Objectives: Analysing the clinical characteristics of seizures constitutes a fundamental aspect of the presurgical evaluation of patients with medial temporal lobe epilepsy and unilateral hippocampal sclerosis (MTLE-HS), the most frequent form of focal epilepsy accessible to surgery. We sought to retrospectively determine whether objective manifestations could have a reliable lateralizing value in a large population of MTLE-HS patients and if their presence could help to identify those patients who would be seizure free after surgery.
Material and methods: We analysed the frequency and predictive lateralizing value of objective ictal and postictal signs in 391 patients with MTLE-HS (183 left/208 right). Data were derived from chart review and not from blinded videoEEG analysis. Correlation between the presence of reliable lateralizing signs and postoperative outcome was performed in a subgroup of 302 patients who underwent surgery.
Results: Contralateral dystonic posturing was the most frequent and reliable lateralizing sign that correctly lateralized the focus in 96% of patients. Unilateral head/eye deviation was noted in 42% of the patients and predicted unilateral focus in 67%. Ipsilateral postictal nose wiping, contralateral clonus and hypokinesia correctly lateralized the focus in 75%, 81%, respectively, and 100 of patients but were less frequently depicted. Postictal aphasia was a strong lateralizing sign for left MLE-HS. The presence of reliable lateralizing signs was not a predictor of seizure freedom.
Conclusion: Seizure semiology is a simple tool that may permit reliable lateralization of the seizure focus in MTLE-HS. The presence of reliable lateralizing signs is not associated with a better postoperative outcome.

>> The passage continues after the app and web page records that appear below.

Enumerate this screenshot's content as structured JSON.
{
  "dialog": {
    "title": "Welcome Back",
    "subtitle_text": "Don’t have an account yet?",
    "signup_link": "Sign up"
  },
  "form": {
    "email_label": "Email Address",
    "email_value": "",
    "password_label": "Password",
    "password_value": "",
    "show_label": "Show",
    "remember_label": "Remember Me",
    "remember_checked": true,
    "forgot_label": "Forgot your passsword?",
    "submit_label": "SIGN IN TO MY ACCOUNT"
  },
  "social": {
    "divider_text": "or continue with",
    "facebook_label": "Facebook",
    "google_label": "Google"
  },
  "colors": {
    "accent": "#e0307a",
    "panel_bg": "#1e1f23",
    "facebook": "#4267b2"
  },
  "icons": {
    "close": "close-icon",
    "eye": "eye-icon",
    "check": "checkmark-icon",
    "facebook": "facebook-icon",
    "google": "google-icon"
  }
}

Keywords: epilepsy; outcome; semiology; video-EEG.
© 2015 John Wiley & Sons A/S. Published by John Wiley & Sons Ltd.